Officials in several nations are probing the security of the SWIFT interbank messaging system in the wake of recent hacker attacks. Can the bank-owned cooperative better police members, secure access to its network as well as spot emerging hack attacks and fraud?
Another series of SWIFT-enabled hack attacks against a bank has come to light, following the theft of $81 million from the central bank of Bangladesh and SWIFT warning that other banks are also being targeted.
Banks and regulators have begun reviewing SWIFT-related information security practices and requirements following the online heist of $81 million from Bangladesh Bank. Authorities say much of that money is still missing.
Amidst finger-pointing over responsibility for the $81 million online theft from Bangladesh Bank, SWIFT has issued its first-ever information security guidance to banks, telling them that they're responsible for securing their own systems.

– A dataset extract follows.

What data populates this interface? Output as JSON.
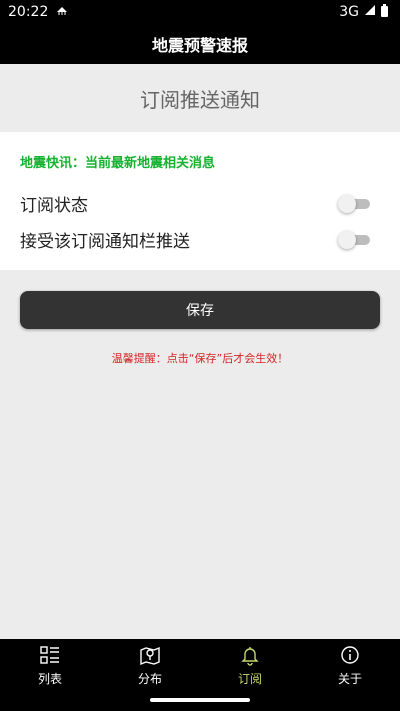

The online heist of $81 million from Bangladesh Bank involved custom malware that hacked the database used by the bank's SWIFT software, allowing attackers to transfer money and hide their tracks, according to BAE Systems Applied Intelligence. SWIFT will issue software updates and security guidance to all customers.

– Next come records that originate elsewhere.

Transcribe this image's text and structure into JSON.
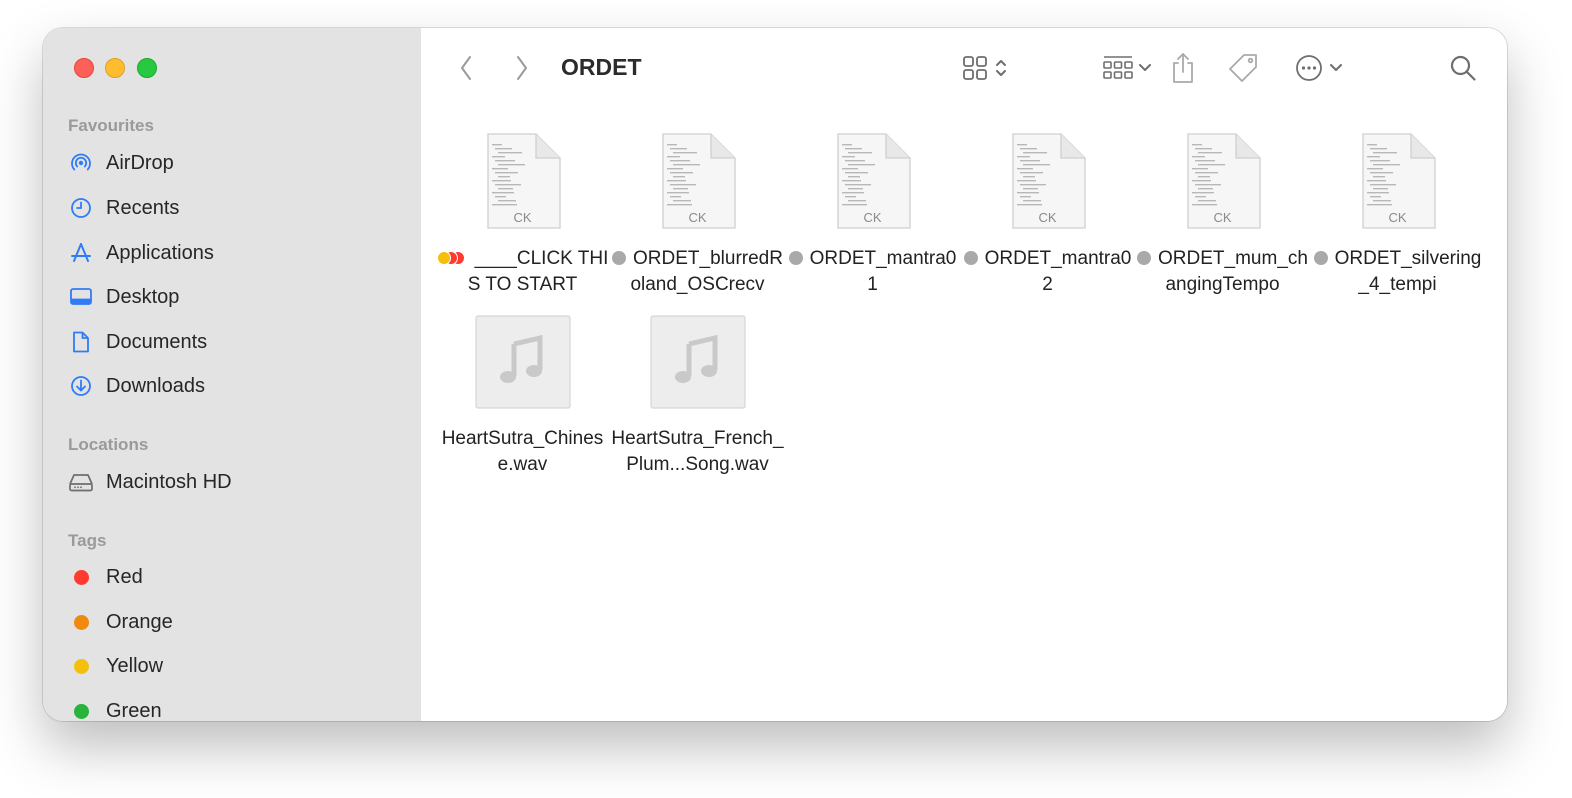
{
  "window": {
    "title": "ORDET"
  },
  "sidebar": {
    "favourites_title": "Favourites",
    "favourites": [
      {
        "label": "AirDrop",
        "icon": "airdrop-icon"
      },
      {
        "label": "Recents",
        "icon": "clock-icon"
      },
      {
        "label": "Applications",
        "icon": "applications-icon"
      },
      {
        "label": "Desktop",
        "icon": "desktop-icon"
      },
      {
        "label": "Documents",
        "icon": "document-icon"
      },
      {
        "label": "Downloads",
        "icon": "download-icon"
      }
    ],
    "locations_title": "Locations",
    "locations": [
      {
        "label": "Macintosh HD",
        "icon": "hard-drive-icon"
      }
    ],
    "tags_title": "Tags",
    "tags": [
      {
        "label": "Red",
        "color": "#ff3b30"
      },
      {
        "label": "Orange",
        "color": "#f08a0e"
      },
      {
        "label": "Yellow",
        "color": "#f5c00c"
      },
      {
        "label": "Green",
        "color": "#28b33c"
      }
    ]
  },
  "files": [
    {
      "name": "____CLICK THIS TO START",
      "kind": "ck",
      "thumb_label": "CK",
      "tags": [
        "#f5c00c",
        "#ff3b30",
        "#ff3b30"
      ]
    },
    {
      "name": "ORDET_blurredRoland_OSCrecv",
      "kind": "ck",
      "thumb_label": "CK",
      "tags": [
        "#a9a9a9"
      ]
    },
    {
      "name": "ORDET_mantra01",
      "kind": "ck",
      "thumb_label": "CK",
      "tags": [
        "#a9a9a9"
      ]
    },
    {
      "name": "ORDET_mantra02",
      "kind": "ck",
      "thumb_label": "CK",
      "tags": [
        "#a9a9a9"
      ]
    },
    {
      "name": "ORDET_mum_changingTempo",
      "kind": "ck",
      "thumb_label": "CK",
      "tags": [
        "#a9a9a9"
      ]
    },
    {
      "name": "ORDET_silvering_4_tempi",
      "kind": "ck",
      "thumb_label": "CK",
      "tags": [
        "#a9a9a9"
      ]
    },
    {
      "name": "HeartSutra_Chinese.wav",
      "kind": "audio",
      "thumb_label": "",
      "tags": []
    },
    {
      "name": "HeartSutra_French_Plum...Song.wav",
      "kind": "audio",
      "thumb_label": "",
      "tags": []
    }
  ],
  "colors": {
    "accent": "#2f7cf6",
    "sidebar_bg": "#e3e3e3",
    "toolbar_icon": "#6e6e6e"
  }
}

The massive "Panama Papers" data leak apparently was enabled by a law firm failing to have the right information security defenses in place. The breach calls attention to the need for all organizations to encrypt sensitive data, use access controls as well as monitor access patterns for signs of data exfiltration.
If you cast the Panama Papers leak in terms of class warfare, this isn't the first time that a faceless few have acted for what they perceive to be the good of the proletariat, in a bout of hacker - or insider - vigilantism.
Financial crimes are growing in frequency and complexity with advances in technology providing malicious insiders and organized criminals more opportunity to commit crimes. Furthermore, the drumbeat to remain compliant continues. New regulatory guidelines continue to arise with increased scrutiny and complexity, so...
The use of Bitcoin poses big cybersecurity and money-laundering concerns for banks. But the transaction infrastructure used by cryptocurrencies offers many features that banks should put to use, says former FBI Special Agent Vince D'Agostino.
Instead of hacking into trading platforms, prosecutors say a gang stole confidential press releases, enabling traders to illegally earn $100 million. Security experts say it's time to review the "information supply chain."
The U.S. Department of Justice has announced charges against nine people suspected of running an international insider-trading and hacking scheme predicated on stealing confidential press releases before publication.
The Ministry of Home Affairs has instructed the Intelligence Bureau to create a cybersecurity architecture and a specialised wing to augment infrastructure. This must be immediate, practical and real, experts say.
Fighting increased incidents of fraud is going to be a challenge, given lack of regulation, awareness and skills. Dhruv Phophalia, Head of Alvarez and Marsal's global forensics practice, offers insights.
Banking institutions' technical and procedural shortcomings pose increasing risks to the nation's critical infrastructure, two banking regulators note. Learn why they say more transaction monitoring and information sharing are needed.
For the first time since 2010, the FFIEC has released updated guidance about Bank Secrecy Act compliance requirements and money-laundering risks. As a result, a fraud expert says banks should brace for more regulatory scrutiny in early 2015.